What you will do – Look through the listing below for the word "JSON" and copy every line where it occurs.

Dataset records –
-=-=-=-=-

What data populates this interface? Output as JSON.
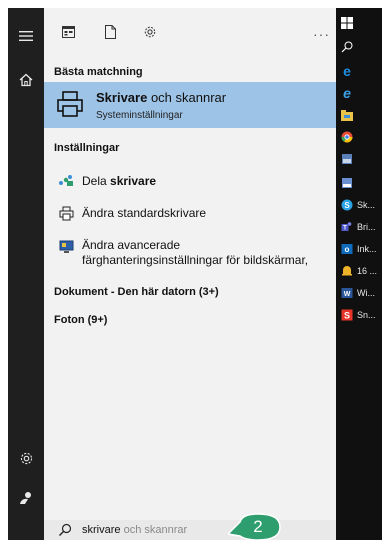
{
  "toolbar": {
    "icons": [
      "apps-icon",
      "document-icon",
      "settings-icon"
    ],
    "more": "···"
  },
  "best_match": {
    "heading": "Bästa matchning",
    "title_bold": "Skrivare",
    "title_rest": " och skannrar",
    "subtitle": "Systeminställningar"
  },
  "settings": {
    "heading": "Inställningar",
    "items": [
      {
        "prefix": "Dela ",
        "bold": "skrivare",
        "icon": "share-icon"
      },
      {
        "prefix": "Ändra standardskrivare",
        "bold": "",
        "icon": "printer-icon"
      },
      {
        "line1": "Ändra avancerade",
        "line2": "färghanteringsinställningar för bildskärmar,",
        "icon": "monitor-icon"
      }
    ]
  },
  "documents": {
    "heading": "Dokument - Den här datorn (3+)"
  },
  "photos": {
    "heading": "Foton (9+)"
  },
  "search": {
    "typed": "skrivare",
    "completion": " och skannrar"
  },
  "callout": {
    "number": "2",
    "color": "#2e9e6e"
  },
  "dock": {
    "items": [
      {
        "icon": "windows-icon",
        "label": ""
      },
      {
        "icon": "search-icon",
        "label": ""
      },
      {
        "icon": "edge-icon",
        "label": ""
      },
      {
        "icon": "ie-icon",
        "label": ""
      },
      {
        "icon": "explorer-icon",
        "label": ""
      },
      {
        "icon": "chrome-icon",
        "label": ""
      },
      {
        "icon": "app-icon",
        "label": ""
      },
      {
        "icon": "app2-icon",
        "label": ""
      },
      {
        "icon": "skype-icon",
        "label": "Sk..."
      },
      {
        "icon": "teams-icon",
        "label": "Bri..."
      },
      {
        "icon": "outlook-icon",
        "label": "Ink..."
      },
      {
        "icon": "bell-icon",
        "label": "16 ..."
      },
      {
        "icon": "word-icon",
        "label": "Wi..."
      },
      {
        "icon": "snagit-icon",
        "label": "Sn..."
      }
    ]
  },
  "colors": {
    "accent": "#9dc3e6",
    "rail": "#1f1f1f",
    "panel": "#f2f2f2",
    "dock": "#101010"
  }
}
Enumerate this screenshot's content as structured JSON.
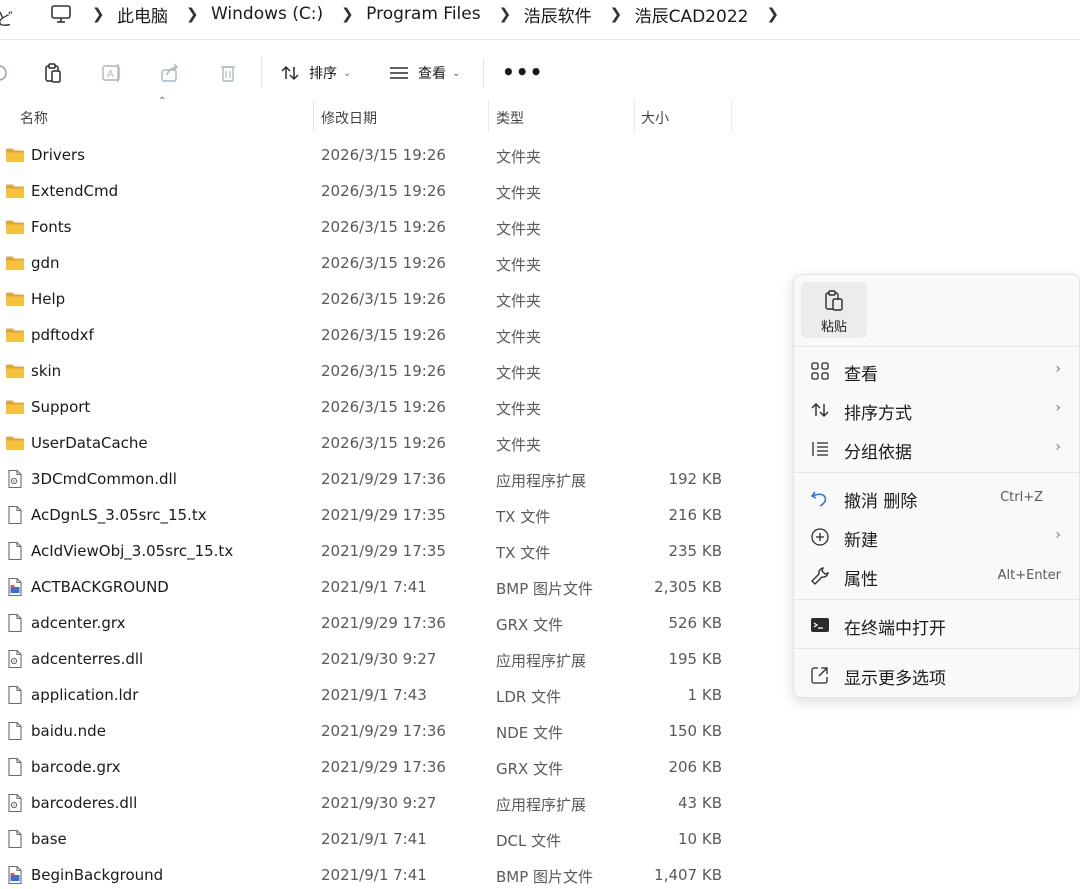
{
  "address": {
    "crumbs": [
      "此电脑",
      "Windows (C:)",
      "Program Files",
      "浩辰软件",
      "浩辰CAD2022"
    ],
    "left_edge_char": "ど"
  },
  "toolbar": {
    "sort_label": "排序",
    "view_label": "查看",
    "more_label": "•••"
  },
  "columns": {
    "name": "名称",
    "date": "修改日期",
    "type": "类型",
    "size": "大小"
  },
  "files": [
    {
      "name": "Drivers",
      "date": "2026/3/15 19:26",
      "type": "文件夹",
      "size": "",
      "icon": "folder-icon"
    },
    {
      "name": "ExtendCmd",
      "date": "2026/3/15 19:26",
      "type": "文件夹",
      "size": "",
      "icon": "folder-icon"
    },
    {
      "name": "Fonts",
      "date": "2026/3/15 19:26",
      "type": "文件夹",
      "size": "",
      "icon": "folder-icon"
    },
    {
      "name": "gdn",
      "date": "2026/3/15 19:26",
      "type": "文件夹",
      "size": "",
      "icon": "folder-icon"
    },
    {
      "name": "Help",
      "date": "2026/3/15 19:26",
      "type": "文件夹",
      "size": "",
      "icon": "folder-icon"
    },
    {
      "name": "pdftodxf",
      "date": "2026/3/15 19:26",
      "type": "文件夹",
      "size": "",
      "icon": "folder-icon"
    },
    {
      "name": "skin",
      "date": "2026/3/15 19:26",
      "type": "文件夹",
      "size": "",
      "icon": "folder-icon"
    },
    {
      "name": "Support",
      "date": "2026/3/15 19:26",
      "type": "文件夹",
      "size": "",
      "icon": "folder-icon"
    },
    {
      "name": "UserDataCache",
      "date": "2026/3/15 19:26",
      "type": "文件夹",
      "size": "",
      "icon": "folder-icon"
    },
    {
      "name": "3DCmdCommon.dll",
      "date": "2021/9/29 17:36",
      "type": "应用程序扩展",
      "size": "192 KB",
      "icon": "dll-file-icon"
    },
    {
      "name": "AcDgnLS_3.05src_15.tx",
      "date": "2021/9/29 17:35",
      "type": "TX 文件",
      "size": "216 KB",
      "icon": "file-icon"
    },
    {
      "name": "AcIdViewObj_3.05src_15.tx",
      "date": "2021/9/29 17:35",
      "type": "TX 文件",
      "size": "235 KB",
      "icon": "file-icon"
    },
    {
      "name": "ACTBACKGROUND",
      "date": "2021/9/1 7:41",
      "type": "BMP 图片文件",
      "size": "2,305 KB",
      "icon": "image-file-icon"
    },
    {
      "name": "adcenter.grx",
      "date": "2021/9/29 17:36",
      "type": "GRX 文件",
      "size": "526 KB",
      "icon": "file-icon"
    },
    {
      "name": "adcenterres.dll",
      "date": "2021/9/30 9:27",
      "type": "应用程序扩展",
      "size": "195 KB",
      "icon": "dll-file-icon"
    },
    {
      "name": "application.ldr",
      "date": "2021/9/1 7:43",
      "type": "LDR 文件",
      "size": "1 KB",
      "icon": "file-icon"
    },
    {
      "name": "baidu.nde",
      "date": "2021/9/29 17:36",
      "type": "NDE 文件",
      "size": "150 KB",
      "icon": "file-icon"
    },
    {
      "name": "barcode.grx",
      "date": "2021/9/29 17:36",
      "type": "GRX 文件",
      "size": "206 KB",
      "icon": "file-icon"
    },
    {
      "name": "barcoderes.dll",
      "date": "2021/9/30 9:27",
      "type": "应用程序扩展",
      "size": "43 KB",
      "icon": "dll-file-icon"
    },
    {
      "name": "base",
      "date": "2021/9/1 7:41",
      "type": "DCL 文件",
      "size": "10 KB",
      "icon": "file-icon"
    },
    {
      "name": "BeginBackground",
      "date": "2021/9/1 7:41",
      "type": "BMP 图片文件",
      "size": "1,407 KB",
      "icon": "image-file-icon"
    }
  ],
  "context_menu": {
    "paste_label": "粘贴",
    "items": [
      {
        "label": "查看",
        "shortcut": "",
        "submenu": true,
        "icon": "grid-view-icon"
      },
      {
        "label": "排序方式",
        "shortcut": "",
        "submenu": true,
        "icon": "sort-icon"
      },
      {
        "label": "分组依据",
        "shortcut": "",
        "submenu": true,
        "icon": "group-by-icon"
      },
      {
        "label": "撤消 删除",
        "shortcut": "Ctrl+Z",
        "submenu": false,
        "icon": "undo-icon"
      },
      {
        "label": "新建",
        "shortcut": "",
        "submenu": true,
        "icon": "new-plus-icon"
      },
      {
        "label": "属性",
        "shortcut": "Alt+Enter",
        "submenu": false,
        "icon": "wrench-icon"
      },
      {
        "label": "在终端中打开",
        "shortcut": "",
        "submenu": false,
        "icon": "terminal-icon"
      },
      {
        "label": "显示更多选项",
        "shortcut": "",
        "submenu": false,
        "icon": "external-link-icon"
      }
    ],
    "submenu_chevron": "›"
  },
  "colors": {
    "folder": "#f6c23e",
    "folder_dark": "#e4a727",
    "accent": "#2a6fdb",
    "menu_bg": "#f9f9f9"
  }
}
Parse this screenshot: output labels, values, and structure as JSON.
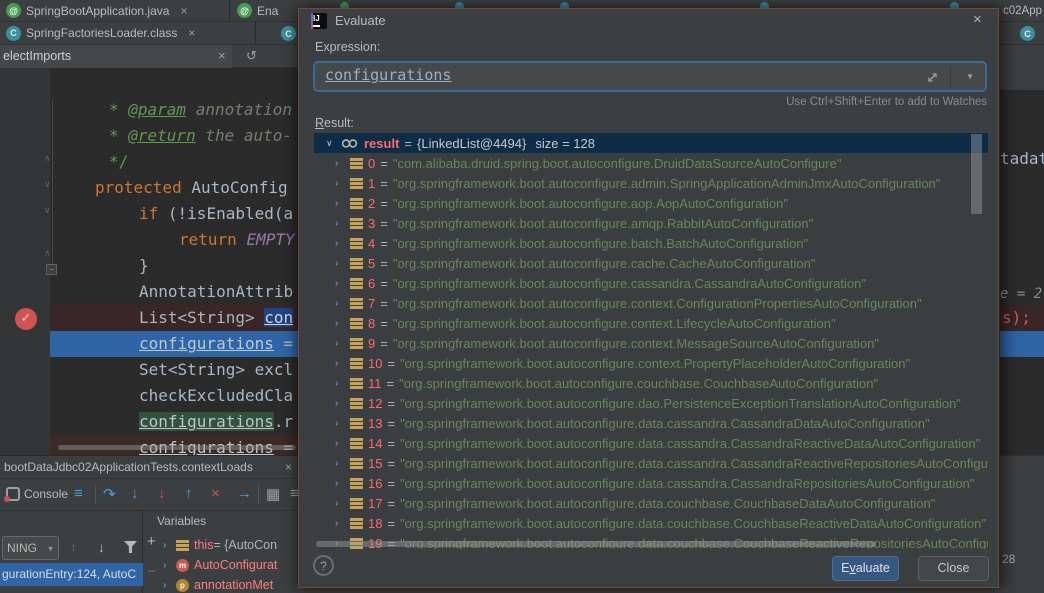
{
  "window": {
    "tabs_row1": [
      "SpringBootApplication.java",
      "Ena"
    ],
    "tabs_row2": [
      "SpringFactoriesLoader.class"
    ],
    "search_value": "electImports",
    "right_tab": "c02App"
  },
  "editor": {
    "lines": [
      {
        "pad": 14,
        "bg": "",
        "tokens": [
          [
            "* ",
            "doc"
          ],
          [
            "@param",
            "doctag"
          ],
          [
            " annotation",
            "docbody"
          ]
        ]
      },
      {
        "pad": 14,
        "bg": "",
        "tokens": [
          [
            "* ",
            "doc"
          ],
          [
            "@return",
            "doctag"
          ],
          [
            " the auto-",
            "docbody"
          ]
        ]
      },
      {
        "pad": 14,
        "bg": "",
        "tokens": [
          [
            "*/",
            "doc"
          ]
        ]
      },
      {
        "pad": 0,
        "bg": "",
        "tokens": [
          [
            "protected ",
            "kw"
          ],
          [
            "AutoConfig",
            "plain"
          ]
        ]
      },
      {
        "pad": 44,
        "bg": "",
        "tokens": [
          [
            "if ",
            "kw"
          ],
          [
            "(!isEnabled(a",
            "plain"
          ]
        ]
      },
      {
        "pad": 84,
        "bg": "",
        "tokens": [
          [
            "return ",
            "kw"
          ],
          [
            "EMPTY",
            "const"
          ]
        ]
      },
      {
        "pad": 44,
        "bg": "",
        "tokens": [
          [
            "}",
            "plain"
          ]
        ]
      },
      {
        "pad": 44,
        "bg": "",
        "tokens": [
          [
            "AnnotationAttrib",
            "plain"
          ]
        ]
      },
      {
        "pad": 44,
        "bg": "bp",
        "tokens": [
          [
            "List<String> ",
            "plain"
          ],
          [
            "con",
            "selu"
          ]
        ]
      },
      {
        "pad": 44,
        "bg": "exec",
        "tokens": [
          [
            "configurations",
            "und"
          ],
          [
            " =",
            "plain"
          ]
        ]
      },
      {
        "pad": 44,
        "bg": "",
        "tokens": [
          [
            "Set<String> excl",
            "plain"
          ]
        ]
      },
      {
        "pad": 44,
        "bg": "",
        "tokens": [
          [
            "checkExcludedCla",
            "plain"
          ]
        ]
      },
      {
        "pad": 44,
        "bg": "",
        "tokens": [
          [
            "configurations",
            "hlu"
          ],
          [
            ".r",
            "plain"
          ]
        ]
      },
      {
        "pad": 44,
        "bg": "bp2",
        "tokens": [
          [
            "configurations",
            "und"
          ],
          [
            " =",
            "plain"
          ]
        ]
      }
    ]
  },
  "debug": {
    "tab": "bootDataJdbc02ApplicationTests.contextLoads",
    "console": "Console",
    "variables_title": "Variables",
    "thread": "NING",
    "frame": "gurationEntry:124, AutoC",
    "vars": [
      {
        "icon": "value",
        "name": "this",
        "rest": " = {AutoCon"
      },
      {
        "icon": "method",
        "name": "AutoConfigurat",
        "rest": ""
      },
      {
        "icon": "param",
        "name": "annotationMet",
        "rest": ""
      }
    ]
  },
  "right_edge": {
    "frag1": "tadat",
    "frag2": "e = 2",
    "frag3": "s);",
    "frag4": "28"
  },
  "dialog": {
    "title": "Evaluate",
    "expression_label": "Expression:",
    "expression_value": "configurations",
    "hint": "Use Ctrl+Shift+Enter to add to Watches",
    "result_label_mn": "R",
    "result_label_rest": "esult:",
    "root": {
      "name": "result",
      "eq": "=",
      "ref": "{LinkedList@4494}",
      "size": "size = 128"
    },
    "eq_sign": "=",
    "items": [
      {
        "i": "0",
        "v": "\"com.alibaba.druid.spring.boot.autoconfigure.DruidDataSourceAutoConfigure\""
      },
      {
        "i": "1",
        "v": "\"org.springframework.boot.autoconfigure.admin.SpringApplicationAdminJmxAutoConfiguration\""
      },
      {
        "i": "2",
        "v": "\"org.springframework.boot.autoconfigure.aop.AopAutoConfiguration\""
      },
      {
        "i": "3",
        "v": "\"org.springframework.boot.autoconfigure.amqp.RabbitAutoConfiguration\""
      },
      {
        "i": "4",
        "v": "\"org.springframework.boot.autoconfigure.batch.BatchAutoConfiguration\""
      },
      {
        "i": "5",
        "v": "\"org.springframework.boot.autoconfigure.cache.CacheAutoConfiguration\""
      },
      {
        "i": "6",
        "v": "\"org.springframework.boot.autoconfigure.cassandra.CassandraAutoConfiguration\""
      },
      {
        "i": "7",
        "v": "\"org.springframework.boot.autoconfigure.context.ConfigurationPropertiesAutoConfiguration\""
      },
      {
        "i": "8",
        "v": "\"org.springframework.boot.autoconfigure.context.LifecycleAutoConfiguration\""
      },
      {
        "i": "9",
        "v": "\"org.springframework.boot.autoconfigure.context.MessageSourceAutoConfiguration\""
      },
      {
        "i": "10",
        "v": "\"org.springframework.boot.autoconfigure.context.PropertyPlaceholderAutoConfiguration\""
      },
      {
        "i": "11",
        "v": "\"org.springframework.boot.autoconfigure.couchbase.CouchbaseAutoConfiguration\""
      },
      {
        "i": "12",
        "v": "\"org.springframework.boot.autoconfigure.dao.PersistenceExceptionTranslationAutoConfiguration\""
      },
      {
        "i": "13",
        "v": "\"org.springframework.boot.autoconfigure.data.cassandra.CassandraDataAutoConfiguration\""
      },
      {
        "i": "14",
        "v": "\"org.springframework.boot.autoconfigure.data.cassandra.CassandraReactiveDataAutoConfiguration\""
      },
      {
        "i": "15",
        "v": "\"org.springframework.boot.autoconfigure.data.cassandra.CassandraReactiveRepositoriesAutoConfiguration\""
      },
      {
        "i": "16",
        "v": "\"org.springframework.boot.autoconfigure.data.cassandra.CassandraRepositoriesAutoConfiguration\""
      },
      {
        "i": "17",
        "v": "\"org.springframework.boot.autoconfigure.data.couchbase.CouchbaseDataAutoConfiguration\""
      },
      {
        "i": "18",
        "v": "\"org.springframework.boot.autoconfigure.data.couchbase.CouchbaseReactiveDataAutoConfiguration\""
      },
      {
        "i": "19",
        "v": "\"org.springframework.boot.autoconfigure.data.couchbase.CouchbaseReactiveRepositoriesAutoConfiguration\""
      }
    ],
    "help": "?",
    "evaluate_pre": "E",
    "evaluate_mn": "v",
    "evaluate_post": "aluate",
    "close": "Close"
  },
  "icons": {
    "close": "×",
    "rotate": "↺",
    "caret": "▼",
    "chev_right": "›",
    "chev_down": "∨",
    "step_over": "↷",
    "step_into": "↓",
    "force_step_into": "↓",
    "step_out": "↑",
    "drop_frame": "×",
    "run_to_cursor": "→",
    "grid": "▦",
    "menu": "≡",
    "up": "↑",
    "down": "↓",
    "plus": "+",
    "minus": "−",
    "check": "✓",
    "at": "@",
    "class_letter": "C",
    "fold_up": "∧",
    "fold_down": "∨",
    "fold_minus": "−"
  },
  "colors": {
    "accent_blue": "#2f65a5",
    "breakpoint_red": "#d25252",
    "string_green": "#6a8759",
    "index_red": "#ff6b68",
    "selection_navy": "#0d2c47",
    "button_blue": "#365880"
  }
}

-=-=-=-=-

The answer –
What data populates this interface? Output as JSON.
Enumerate this screenshot's content as structured JSON.
Parse this screenshot: output labels, values, and structure as JSON.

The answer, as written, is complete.